Reynolds was an unknowing victim of Virginia’s eugenics program at age 13 after he was hit in the head with a rock and falsely diagnosed with epilepsy as a young boy ‒ he only discovered he had been sterilized after he and his wife were unable to have children.
“I would have loved to have had a family and children and grandchildren, too. And I wonder sometimes what would I be like, a father to my children if I could have any, and play with ‘em and everything,” Reynolds said. “We tried to start a family, but [my wife] told me that if she couldn’t have her own children, she didn’t want any.”
The first forced sterilization program began in Indiana in 1907, and other states quickly followed suit. The commonwealth of Virginia began its eugenics plan in 1924, which affected more than 7,000 people ‒ and possibly over 8,300 ‒ before it ended in 1979.
With an 8-1 vote in its 1924 Buck v. Bell ruling, the Supreme Court gave states ‒ specifically Virginia, where the case was filed ‒ the constitutional authority under their police powers to implement their eugenics programs.
"Three generations of imbeciles are enough," Justice Oliver Wendell Holmes famously wrote the decision, supporting the argument that the state’s interest in lowering the number of people who “already sap the strength of the State” outweighed the rights of proposed sterilization victims to control their own bodies.
“It is better for all the world, if instead of waiting to execute degenerate offspring for crime, or to let them starve for their imbecility, society can prevent those who are manifestly unfit from continuing their kind,” Holmes also wrote in the decision.
Until the late 1970s, 33 states had forced sterilization programs, affecting at least 60,000 people.

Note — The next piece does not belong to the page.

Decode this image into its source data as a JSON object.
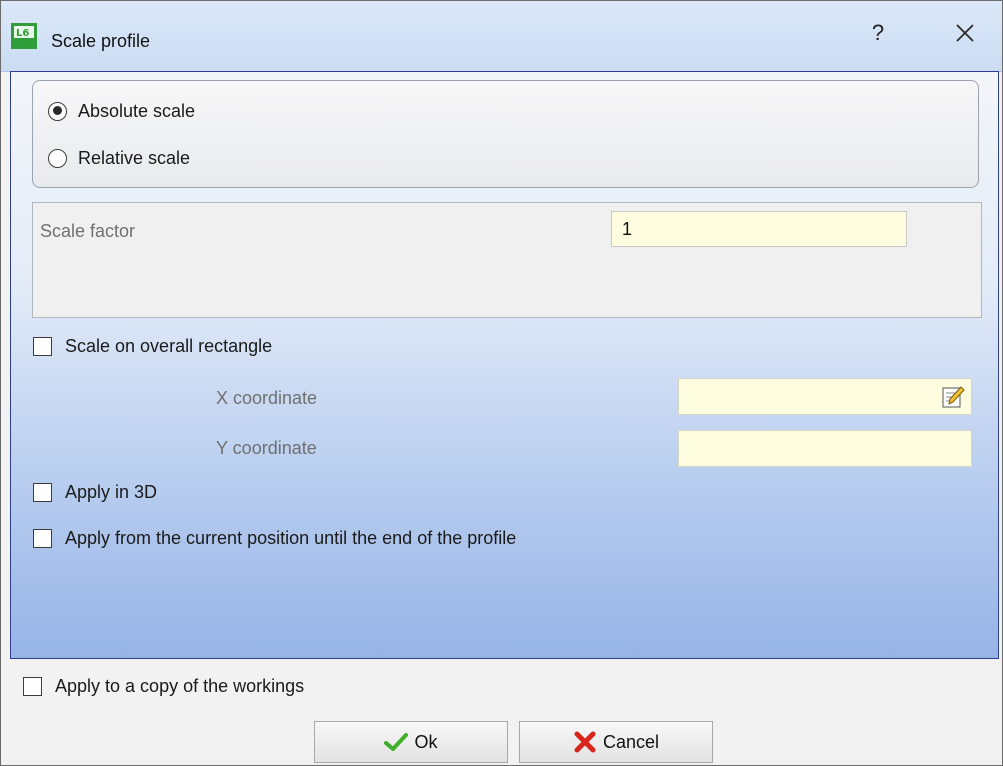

“The language that the legislators and bureaucrats developed was very broad. Words were promiscuous, propensity to alcoholism, socially inadequate, defective, unfit. These were very broad terms with, really, just broad meaning, and it was left to social workers and people in the communities to turn in these people [to the states],” Christian Law Institute CEO Mark Bold told RT.
“Often the commonality was that they were poor, sometimes they engaged in minor criminal or trivial behavior ‒ skipped school and things like that ‒ and that caught the attention of social workers, police officers and others, and they would commit them to these institutions,” he continued. “Based upon that, they would first segregate them from the general population, and then ultimately sterilize them.”
The Christian Law Institute’s Justice for Sterilization Victims Project has led the fight for restitution for those who were forcefully sterilized. Virginia is the second state to compensate its victims. In 2013, North Carolina created a $10 million compensation package to be distributed among living victims, who are to receive $50,000 each.
“I appreciate, I recognize what Bold [is] doing and recognize what they’re gon’ give me, and I thank them very much for what they’re doing,” Reynolds said.
Bold’s company is still looking for other living victims of Virginia's program to come forward, including at least two people who were sterilized in 1979, as the window for reparations will close in 2019. California is the next state where the Christian Law Institute will focus on gaining compensation for forced sterilization victims. The advanced program on the West Coast served as the blueprint for Nazi Germany’s quest to create its “master race,” Bold said. The state sterilized 20,000 people from 1909 to 1963, more than twice as many people as Virginia did during that time.
"It's one of the most horrific and shameful chapters in California's history," Los Angeles civil rights attorney Areva Martin told CNN.
In 2002, Virginia’s then-Gov. Mark Warner and North Carolina’s then-Gov. Mike Easley apologized to their states’ eugenics victims. Then-Gov. Gray Davis followed suit in California in 2003.